Kennedy wasn’t the biggest threat Carter faced. That came in the form of the eventual victor in the 1980 election, Ronald Reagan. In his run for the presidency, Reagan listened closely to his pollster Richard Wirthlin. A devoted Mormon with a big family, Wirthlin loved the brand of conservativism that he heard in Reagan’s radio talks and speeches leading up to his official run for the presidency. What Wirthlin noted in Reagan was that he had jettisoned the “pessimistic” streak in conservative political thought, an intellectual genealogy emphasizing the corruption of human nature and doubts about the naïveté of those promising the betterment of society, articulated by people like the historian Russell Kirk in the years after World War II, and more recently by the racist thinker John Derbyshire and the Catholic intellectual Ross Douthat. Reagan was most certainly an optimist, and optimism was a fine message to win a campaign against Carter—who could be pegged as sunken into a state of despair.
Casting his eye across the hinterland, Reagan used Wirthlin’s thinking (and his own) to pronounce, “I find no national malaise. … I find nothing wrong with the American people.” Though not the first to use the term malaise, he was certainly the most victorious in using the word. In contemporary parlance, Reagan “weaponized” the word. The real meaning of Reagan’s message was: There was no role for citizens to play in a public fight against an energy crisis, no need for sacrifice or a change in the way we lived. Instead, sit back and enjoy your wasteful ways, find pleasure in the act of consumption; don’t worry, be happy.

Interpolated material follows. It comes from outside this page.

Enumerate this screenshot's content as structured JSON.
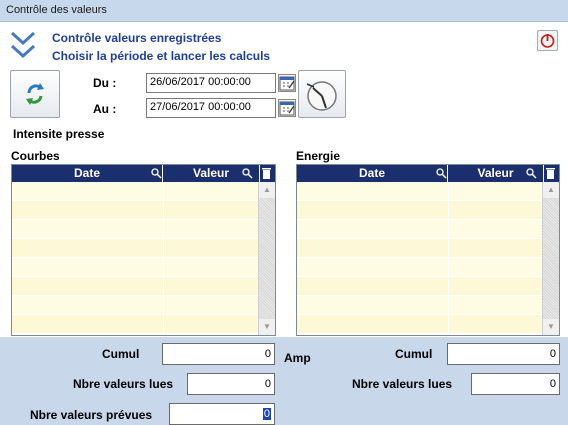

The nice sounds Reagan made in his speeches suggest why it’s difficult to rework Carter’s words for Joe Biden’s use in our coming winter of shortages. Take this meme, which shows two photographs, one a set of store shelves close to empty (“Biden’s America”), contrasting with another showing an abundance of shiny items (“Trump’s America”). Like much else in our discourse today, the way these images are used to make a political statement relies upon our post-fact culture. Seems that the image of those bountiful, Trump-y shelves was actually taken from photos of a store in Melbourne, Australia, back in 2012, and the sad, gloomy Biden shelves came from a picture taken in South Carolina during Hurricane Florence. But that’s hardly even the point; Fox News, always happy to open a new front in the War on Christmas, is primed to gripe that Biden’s ruining American abundance, epitomized for them in a holiday with lots of consumer items traded among family members and twinkly lights on the tree.
The Biden administration’s reaction to this situation, so far, has been to ignore asinine questions about Christmas presents, while pushing hard to fix the way the situation looks and feels, to shift things back to “normal.” Imagine a Biden speech that, instead, sent this message: We are used to pushing a button and getting a product delivered. For good reason, that might have been a necessity at the height of the pandemic. But it’s now indefensible, that is, if we care about carbon footprints, climate change, and the health of the workers who make the supply chain go. Slow down and think about what really matters in our lives. That last was the best part of Carter’s message, and many Americans, I think, would still respond to it. But the intervening decades of American politics have made it very hard to imagine any president going there, ever again.